Regional Public Health (RPH) has been notified of four further confirmed cases of measles in the Wellington region, and is asking people who may have been in contact with those people to watch out for symptoms.
“The infected people visited several public places in Wellington before they knew they were infected”, RPH Medical Officer of Health Annette Nesdale says.
“We are asking members of the public who visited the following locations at the relevant times to call their doctor’s practice and check, if they are unsure if they have been immunised against measles.”
Tuesday 18th June:
- Train at 7:59 am from Johnsonville to Wellington, or the 17:17pm train from Wellington to Johnsonville
- Midnight Expresso café in Wellington between 16:30 and 19:00
- Daiso shop in Manners Street in Wellington between 18:00 and 18:10
- McDonalds restaurant (Manners/Victoria St) in Wellington between 18:10 and 18:20.
Thursday 20th and Friday 21st June
- James Cook Hotel foyer or walkway between The Terrace and Lambton Quay, during the day.
Monday 24th June
- Countdown Pharmacy, High Street, Lower Hutt between 13:15 and 13:30.
“RPH public health nurses are contacting people they are aware of who have been in contact with the unwell people, however because measles is a virus easily spread from person to person through sneezing or coughing, anyone at the above locations at the times specified should remain vigilant until 14 days after visiting these locations,” Dr Nesdale said.
Anyone at these locations at the specified times who feels unwell should phone their doctor or call Healthline on 0800 611 116 for advice.
“It is important to call first before seeing a doctor as measles is highly infectious, and people with measles can infect others in the waiting room,” Dr Nesdale said.
Measles is most infectious in the days before the classical measles rash develops, and it can take 7-14 days for someone who has caught measles to start showing symptoms.
Symptoms include a high fever, cough, runny nose, red eyes and a rash that starts on the face and neck before spreading elsewhere, Dr Nesdale said
Measles is a serious illness which can be prevented by being immunised.
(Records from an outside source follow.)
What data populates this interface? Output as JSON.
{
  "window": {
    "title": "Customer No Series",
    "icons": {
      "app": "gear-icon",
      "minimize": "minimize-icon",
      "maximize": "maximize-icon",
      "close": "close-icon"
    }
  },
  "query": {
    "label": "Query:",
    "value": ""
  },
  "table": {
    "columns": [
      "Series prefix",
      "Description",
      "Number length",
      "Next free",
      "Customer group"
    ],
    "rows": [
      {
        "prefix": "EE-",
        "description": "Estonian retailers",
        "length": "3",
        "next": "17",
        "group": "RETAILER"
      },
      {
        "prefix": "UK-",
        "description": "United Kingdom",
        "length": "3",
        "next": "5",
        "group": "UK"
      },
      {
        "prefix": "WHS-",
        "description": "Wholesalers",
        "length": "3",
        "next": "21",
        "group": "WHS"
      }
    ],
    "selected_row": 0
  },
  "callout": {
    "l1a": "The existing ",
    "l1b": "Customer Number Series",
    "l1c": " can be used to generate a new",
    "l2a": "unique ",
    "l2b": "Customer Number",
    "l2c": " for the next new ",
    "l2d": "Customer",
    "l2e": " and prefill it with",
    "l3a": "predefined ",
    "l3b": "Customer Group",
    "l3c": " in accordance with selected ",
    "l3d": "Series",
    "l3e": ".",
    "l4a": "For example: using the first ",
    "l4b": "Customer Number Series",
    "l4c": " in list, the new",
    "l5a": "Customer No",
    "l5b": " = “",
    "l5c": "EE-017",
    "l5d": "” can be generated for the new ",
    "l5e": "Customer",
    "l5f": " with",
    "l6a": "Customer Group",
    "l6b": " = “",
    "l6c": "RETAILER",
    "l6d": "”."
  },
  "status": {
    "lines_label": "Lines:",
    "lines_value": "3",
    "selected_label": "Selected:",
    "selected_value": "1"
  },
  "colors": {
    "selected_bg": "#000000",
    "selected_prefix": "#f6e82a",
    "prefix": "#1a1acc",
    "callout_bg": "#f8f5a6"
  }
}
“The MMR (Measles, Mumps and Rubella) vaccine is a free vaccine and offers the best protection against measles. Two doses are required to give maximum protection. These are usually given at around 15 months and four years, however you can receive the vaccine at any age after 12 months.
“The only way to avoid catching measles is to have had two measles vaccines after your first birthday or if you have previously had measles.Please check with your doctor to see if you and your family are protected. By getting immunised, you will not only be protecting yourself or your child, you'll also be stopping the disease from spreading in our communities,” Dr Nesdale said.
The number of confirmed of measles in the Wellington region this year is 15.
More information: Helen Corrigan, RPH communications contact: 027 583 3240 or firstname.lastname@example.org
What does contact tracing involve?
Contact tracing involves identifying everyone a person has had contact with and the public places they have visited while infectious.Each person or business identified is then contacted, usually by telephone, and advised. If they are at risk of developing the disease, they are advised of what they need to do to stop the disease spreading further.
How many RPH Public Health nurses and medical staff are involved in contact tracing in this current case?
http://www.rph.org.nz 10 to 12 staff.
Has RPH contacted the businesses the infected people visited?
Could people infected have come into contact with others in these places and exposed them to measles?
Yes. Measles is very infectious and there is a risk of measles being transmitted even with brief contact.
How can I check if I have been exposed?
If you have been in one of the locations listed above at the times outlined, are younger than 50 years, and unvaccinated, phone RPH on 04 570 9002 for health advice.
Could I have infected my children, family, friends, and workmates?
Measles usually starts 10-14 days after you have been exposed. If you have measles you'll get the following symptoms:
- a fever, a cough, a runny nose
- sore, watery pink eyes.
- a skin rash will appear three to five days later.
NOTE: People with measles are infectious five days before and until five days after the rash appears.
Should I go to the Doctor?
If you think you or someone in your family has measles, phone your family doctor or call Healthline on 0800 611 116 as soon as possible.
Should I get vaccinated?
Yes. The best prevention against measles is the measles, mumps and rubella (MMR) vaccine. Vaccines are free for children and adults who have not previously received two doses of the vaccine. Vaccination is also important if you are planning to travel anywhere overseas.
Where can I get vaccinated?
Phone your local medical centre to make an appointment to be immunised against measles.
Is vaccination free?
What's being done to stop this happening again?
Measles immunisation, on time at 15 months and four years, is the best protection against measles and to stop it spreading in our communities.
Where do I find more information?